-------- Data to use --------

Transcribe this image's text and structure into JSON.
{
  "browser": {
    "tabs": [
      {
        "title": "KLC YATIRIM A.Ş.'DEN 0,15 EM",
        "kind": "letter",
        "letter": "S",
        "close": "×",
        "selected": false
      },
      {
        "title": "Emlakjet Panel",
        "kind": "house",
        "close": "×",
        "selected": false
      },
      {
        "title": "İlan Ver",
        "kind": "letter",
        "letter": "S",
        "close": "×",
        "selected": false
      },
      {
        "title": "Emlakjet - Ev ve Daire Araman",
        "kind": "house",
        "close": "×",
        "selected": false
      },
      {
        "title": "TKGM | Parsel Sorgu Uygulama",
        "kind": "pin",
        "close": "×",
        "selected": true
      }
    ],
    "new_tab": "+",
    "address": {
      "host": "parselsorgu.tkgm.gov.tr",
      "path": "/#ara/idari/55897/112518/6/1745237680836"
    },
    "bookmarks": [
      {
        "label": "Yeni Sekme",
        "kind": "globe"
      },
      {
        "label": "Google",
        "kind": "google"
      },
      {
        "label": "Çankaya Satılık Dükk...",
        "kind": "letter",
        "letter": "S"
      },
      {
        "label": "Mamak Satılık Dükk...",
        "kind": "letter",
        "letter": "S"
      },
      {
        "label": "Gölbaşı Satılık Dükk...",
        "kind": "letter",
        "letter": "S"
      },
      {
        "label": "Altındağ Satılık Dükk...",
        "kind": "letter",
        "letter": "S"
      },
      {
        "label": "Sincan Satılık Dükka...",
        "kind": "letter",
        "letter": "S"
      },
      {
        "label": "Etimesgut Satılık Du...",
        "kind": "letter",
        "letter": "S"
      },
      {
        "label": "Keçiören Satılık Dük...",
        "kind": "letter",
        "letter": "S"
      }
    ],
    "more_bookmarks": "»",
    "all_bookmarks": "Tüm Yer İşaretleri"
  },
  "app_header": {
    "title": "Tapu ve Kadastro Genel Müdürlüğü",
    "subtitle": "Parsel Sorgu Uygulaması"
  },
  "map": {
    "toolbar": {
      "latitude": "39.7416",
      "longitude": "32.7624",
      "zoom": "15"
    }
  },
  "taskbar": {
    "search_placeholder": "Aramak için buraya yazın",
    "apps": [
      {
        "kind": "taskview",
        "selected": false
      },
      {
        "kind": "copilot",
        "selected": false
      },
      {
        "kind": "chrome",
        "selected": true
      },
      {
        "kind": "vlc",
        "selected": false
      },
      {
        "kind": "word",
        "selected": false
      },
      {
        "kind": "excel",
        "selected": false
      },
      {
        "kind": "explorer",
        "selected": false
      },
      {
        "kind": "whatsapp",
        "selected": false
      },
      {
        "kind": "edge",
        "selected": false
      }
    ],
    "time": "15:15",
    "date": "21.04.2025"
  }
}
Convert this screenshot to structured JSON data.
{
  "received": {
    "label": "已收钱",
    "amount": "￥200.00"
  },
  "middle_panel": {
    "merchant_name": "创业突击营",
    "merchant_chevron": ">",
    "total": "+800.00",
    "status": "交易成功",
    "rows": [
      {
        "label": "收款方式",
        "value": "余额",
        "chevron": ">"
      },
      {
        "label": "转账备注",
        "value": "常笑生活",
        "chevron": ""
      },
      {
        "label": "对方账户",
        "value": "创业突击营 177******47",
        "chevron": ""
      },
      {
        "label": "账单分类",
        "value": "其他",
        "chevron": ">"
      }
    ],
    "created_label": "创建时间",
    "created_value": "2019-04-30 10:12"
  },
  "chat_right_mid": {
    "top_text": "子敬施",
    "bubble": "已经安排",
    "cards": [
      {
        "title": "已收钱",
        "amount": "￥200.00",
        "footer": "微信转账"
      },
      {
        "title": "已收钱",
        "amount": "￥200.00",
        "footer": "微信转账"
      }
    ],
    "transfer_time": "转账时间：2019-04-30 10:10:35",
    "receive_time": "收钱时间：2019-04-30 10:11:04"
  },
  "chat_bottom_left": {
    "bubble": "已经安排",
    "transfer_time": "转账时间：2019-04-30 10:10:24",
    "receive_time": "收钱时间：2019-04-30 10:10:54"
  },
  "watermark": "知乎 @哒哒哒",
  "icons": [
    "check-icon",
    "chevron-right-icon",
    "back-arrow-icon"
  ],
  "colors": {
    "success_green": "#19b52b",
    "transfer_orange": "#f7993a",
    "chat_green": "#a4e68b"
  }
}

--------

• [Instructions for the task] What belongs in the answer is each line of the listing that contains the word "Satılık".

• [Response box]
        "label": "Çankaya Satılık Dükk...",
        "label": "Mamak Satılık Dükk...",
        "label": "Gölbaşı Satılık Dükk...",
        "label": "Altındağ Satılık Dükk...",
        "label": "Sincan Satılık Dükka...",
        "label": "Etimesgut Satılık Du...",
        "label": "Keçiören Satılık Dük...",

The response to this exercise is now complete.